On Sunday evening I went to the annual Vespers service in Johnson Chapel. Vespers is one of my favorite Christmas season traditions – it’s pretty much the only type of religious service that gives me any kind of spiritual satisfaction anymore, with the emphasis on beautiful music and beautiful readings rather than loads of repetitive, rote prayers filled with words that I don’t quite believe in anyway. Amherst’s version of the service in particular has captured my heart for the past four years; it’s short, sweet and features adorable children (often with mild speech impediments) of faculty/staff reading the gospels. But mostly it’s the music: Amherst doesn’t have a reputation for being the Singing College for nothing, and the Choral Society always transports me with their fabulous renditions of gorgeous carols like “Stille Nacht” or “Carol of the Bells.”

But there’s always been something that bothered me about Vespers. This year I made sure to confirm with some of my friends in Choral Society what I had always suspected: participation in Vespers is not exactly mandatory, but it is expected. Vespers is, after all, basically the Choral Society’s winter concert; that’s the only music is they practice pretty much from Homecoming through the end of the semester.

My friends said that if anyone ever specifically came forward and said they were uncomfortable with performing in an explicitly Christian service, they were sure that no one was going to force that person to participate or even punish them for opting out. So this is not exactly a case of overt discrimination. But at no point do the leaders of Choral Society specifically offer opting out as an option. That’s coercion, however benign, and something that Choral Society needs to fix in future years.

As I said, I love Vespers. I love having Choral Society there. But I don’t really want them there if half of them are going to yawn and cross their arms and generally look uncomfortable and miserable during the readings and prayers. It’s a lose-lose situation: it’s not fair to non-Christian choir members (which, let’s be real, is probably most/all of them) to be subjected to a religious ceremony that at best, they don’t find enriching, and at worst may find offensive or disrespectful; and it’s not fair to Christians in the choir or the other congregants to watch some students act incredibly bored and generally unhappy to be there.

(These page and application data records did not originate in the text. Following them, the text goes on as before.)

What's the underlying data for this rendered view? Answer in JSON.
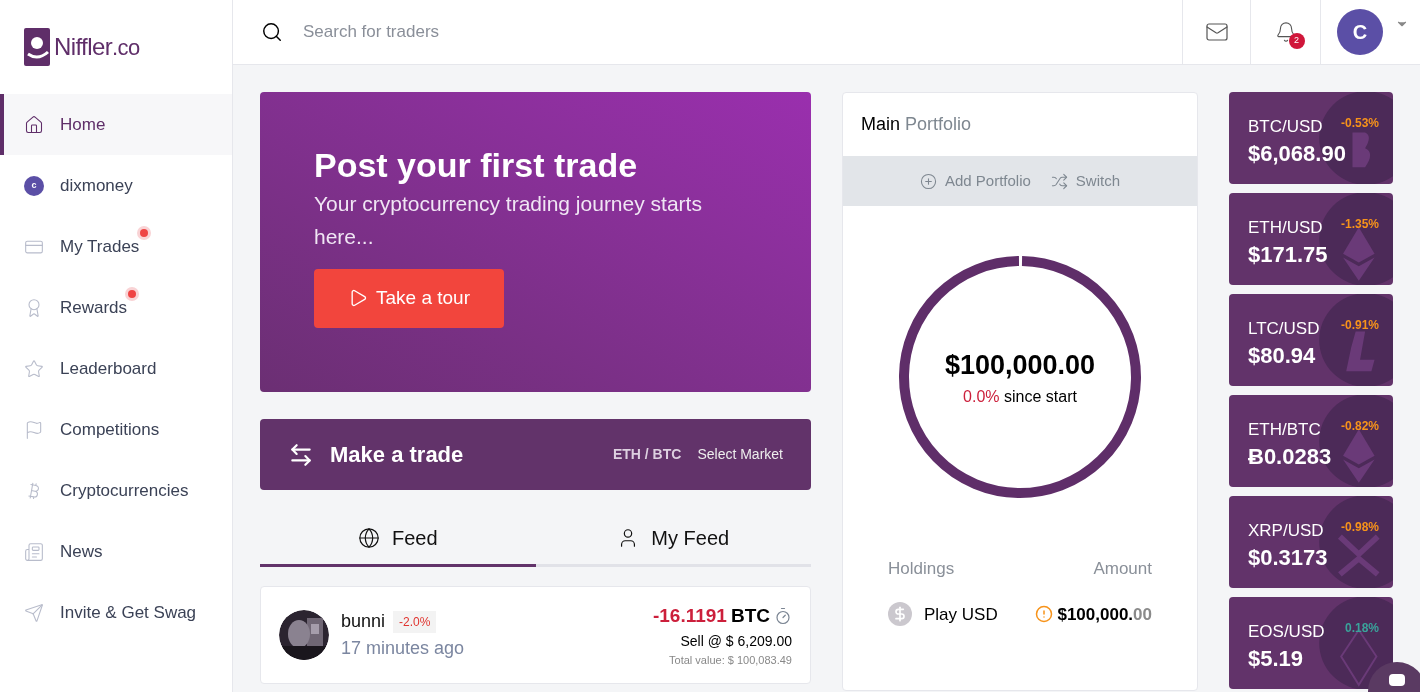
{
  "brand": {
    "name": "Niffler",
    "suffix": ".co"
  },
  "search": {
    "placeholder": "Search for traders"
  },
  "header": {
    "notifications": "2",
    "avatar_letter": "C"
  },
  "sidebar": {
    "items": [
      {
        "label": "Home",
        "kind": "home",
        "selected": true,
        "dot": false
      },
      {
        "label": "dixmoney",
        "kind": "user",
        "avatar_letter": "c",
        "selected": false,
        "dot": false
      },
      {
        "label": "My Trades",
        "kind": "trades",
        "selected": false,
        "dot": true
      },
      {
        "label": "Rewards",
        "kind": "rewards",
        "selected": false,
        "dot": true
      },
      {
        "label": "Leaderboard",
        "kind": "star",
        "selected": false,
        "dot": false
      },
      {
        "label": "Competitions",
        "kind": "flag",
        "selected": false,
        "dot": false
      },
      {
        "label": "Cryptocurrencies",
        "kind": "coin",
        "selected": false,
        "dot": false
      },
      {
        "label": "News",
        "kind": "news",
        "selected": false,
        "dot": false
      },
      {
        "label": "Invite & Get Swag",
        "kind": "send",
        "selected": false,
        "dot": false
      }
    ]
  },
  "hero": {
    "title": "Post your first trade",
    "subtitle": "Your cryptocurrency trading journey starts here...",
    "button": "Take a tour"
  },
  "trade_bar": {
    "title": "Make a trade",
    "market": "ETH / BTC",
    "action": "Select Market"
  },
  "feed_tabs": [
    {
      "label": "Feed",
      "kind": "globe",
      "selected": true
    },
    {
      "label": "My Feed",
      "kind": "user",
      "selected": false
    }
  ],
  "feed": [
    {
      "user": "bunni",
      "change": "-2.0%",
      "time": "17 minutes ago",
      "amount": "-16.1191",
      "unit": "BTC",
      "order": "Sell @ $ 6,209.00",
      "total": "Total value: $ 100,083.49"
    }
  ],
  "portfolio": {
    "title": "Main",
    "title_muted": "Portfolio",
    "actions": [
      {
        "label": "Add Portfolio",
        "kind": "add"
      },
      {
        "label": "Switch",
        "kind": "shuffle"
      }
    ],
    "value": "$100,000.00",
    "change": "0.0%",
    "change_label": "since start",
    "columns": [
      "Holdings",
      "Amount"
    ],
    "holdings": [
      {
        "name": "Play USD",
        "amount": "$100,000.",
        "amount_cents": "00",
        "warning": true
      }
    ]
  },
  "tickers": [
    {
      "pair": "BTC/USD",
      "change": "-0.53%",
      "color": "#f7931a",
      "price": "$6,068.90",
      "kind": "btc"
    },
    {
      "pair": "ETH/USD",
      "change": "-1.35%",
      "color": "#f7931a",
      "price": "$171.75",
      "kind": "eth"
    },
    {
      "pair": "LTC/USD",
      "change": "-0.91%",
      "color": "#f7931a",
      "price": "$80.94",
      "kind": "ltc"
    },
    {
      "pair": "ETH/BTC",
      "change": "-0.82%",
      "color": "#f7931a",
      "price": "Ƀ0.0283",
      "kind": "eth"
    },
    {
      "pair": "XRP/USD",
      "change": "-0.98%",
      "color": "#f7931a",
      "price": "$0.3173",
      "kind": "xrp"
    },
    {
      "pair": "EOS/USD",
      "change": "0.18%",
      "color": "#3aa39b",
      "price": "$5.19",
      "kind": "eos"
    }
  ]
}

I heard that at the 4:00 Vespers on Sunday, one of the affiliated religious advisors helping to conduct the service openly chastised people who come to Vespers only for the music. That’s so blatantly unfair and ignorant of the situation that it’s insulting.

Yes, Vespers is a religious service, not a concert. Amherst College already knows that, otherwise they wouldn’t make Choral Society strip down the Christmas decorations in the chapel two seconds after the last Vespers ends. So simultaneously pretending that Vespers is an acceptable, secular winter concert for Choral Society is ridiculous and hypocritical. Why can’t they do their own separate Holiday Concert? There could be overlap in the music, allowing choir members who are comfortable with it to participate in Vespers easily. And then the Holiday Concert could also feature Hanukkah songs, secular songs like “Sleigh Ride,” or whatever the heck else they want to do. Isn’t that what pretty much every other college does anyway?

I’m sure Choral Society participation in Vespers probably stretches back many, many decades, to the times when Amherst was pretty much all white Christian men anyway. But we shouldn’t let tradition stop us from fixing this situation. A Christian service should not be entitled to using Choral Society at their service when no other religious group on Amherst gets the same privilege.